December 12, 2019 | Joao Marques
In our previous blog about the importance of analog-to-digital converters (ADCs), we focused on the various architectures that are in common usage for the Industrial...
Over 3.8 million babies are born in the United States each year, according to the National Center for Health Statistics. More than 98% of these births occur in a healthcare facility, the oft-swamped workplaces of America’s trusted healthcare professionals. Staffers work diligently to ensure the safety of their smallest patients, but 49% of staffers are reportedly working in “crisis mode”—doing too much, too quickly. It is easy to see how one patient could slip through the cracks.
Since 1965, the National Center for Missing and Exploited Children records that 140 children have been abducted from healthcare facilities in the United States. Though infrequent compared to other forms of kidnapping, the fact that this threat exists at all is not just worrisome—it is unacceptable.
The NCMEC notes infant abductors are most often women in their childbearing years, and they commonly impersonate healthcare professionals. The organization notes a caveat, though: “There is no guarantee an infant abductor will fit this description.” Facing poor identification methods and inadequate safety systems, hospitals have begun to take notice.
Prior to the turn of the century, every newborn was fitted with a paper anklet whose ID code was matched to its mother’s ID bracelet. The only ways to know if a newborn was with the proper caregiver were either for the hospital staff to make a visual judgment based on experience, or to physically compare the two ID numbers. The possibility for error presented risks both in terms of kidnapping and the possibility of pairing a child with the wrong mother, potentially sending a newborn to the incorrect home.
By the beginnings of Y2K, one of Adesto’s customers had developed a revolutionary solution: infant tracking tags. These wearable electronic tags could monitor a baby’s whereabouts and discern if they were with unauthorized caregivers or leaving a defined zone of safety. The tamper-resistant tags would detect dangerous scenarios, and could be programmed to warn hospital personnel, hold elevator doors, or lock exits in an emergency. It could also work in conjunction with other access control systems such as pagers and cameras.
Nearly twenty years later, these tags support security in over 1,600 hospitals worldwide. Each system is underpinned by Adesto’s control networking technology: an open, extensible architecture allowing control devices from multiple manufacturers to interact with one another. If the system detects a baby’s unauthorized movement toward an exit, it uses LonWorks-based readers, controllers, and software alongside wireless tags to set off alarms and lock relevant doors.

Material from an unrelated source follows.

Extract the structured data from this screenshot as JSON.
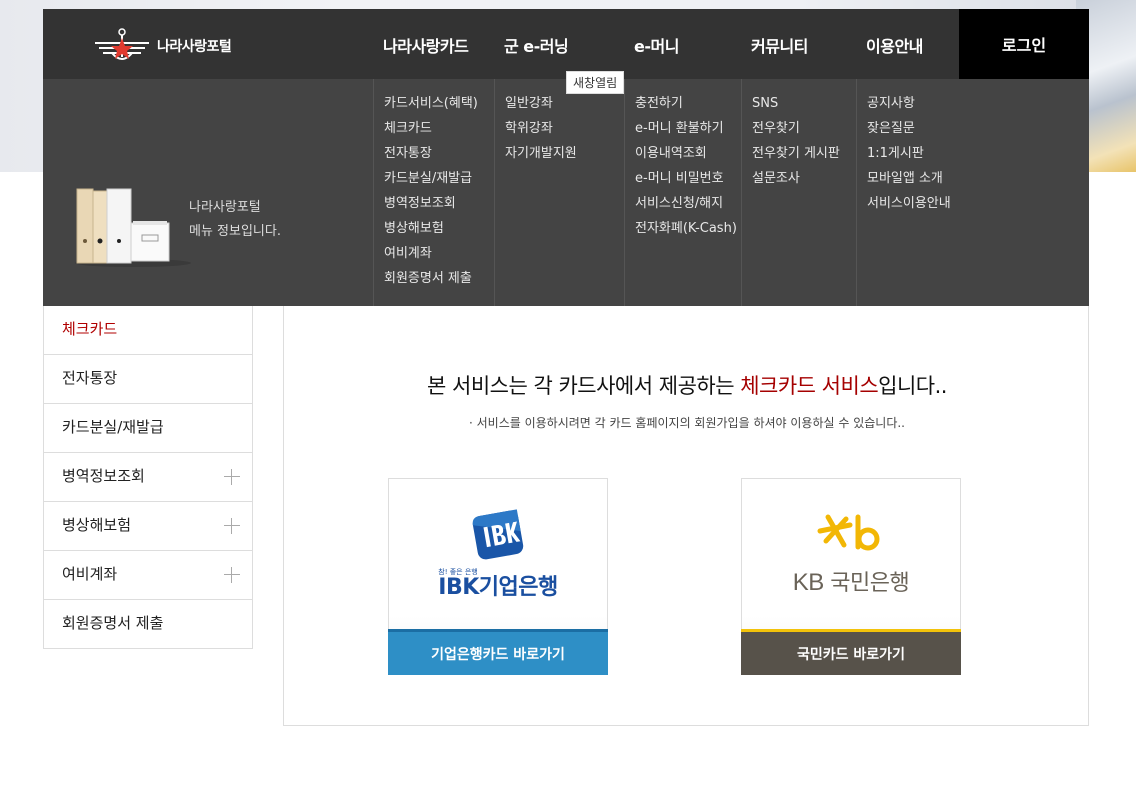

Readers are embedded in hospital ceilings and sensors are positioned at each exit, working with software to track the baby’s whereabouts in real-time. I/O modules monitor closed-circuit TV, buzzers, and lamps. Each tag is fitted with a “Help” button to call staff in an emergency.
Adesto’s technology is event-driven, enabling a more reliable and scalable network. Installing and servicing is uncomplicated with a fault tolerant and installation friendly network, as the entire system is built using a Free Topology (FT) structure. It is highly noise immune ensuring electromagnetic interference in the ceiling will not adversely affect system performance.
For OEMs, reliability is crucial—they want to ensure their product works every time, especially in such high-stakes industries as security. Adesto’s technology is a must: it is robust, providing a highly dependable security system for the end user.
Video: Adesto’s FT Technology
Since its implementation in thousands of hospitals worldwide, our technology has supported the safety of 2 million infants annually. Hospitals lower their costs for installation and servicing, and mothers can rest knowing their baby is safe—thanks in part to Adesto’s technologies.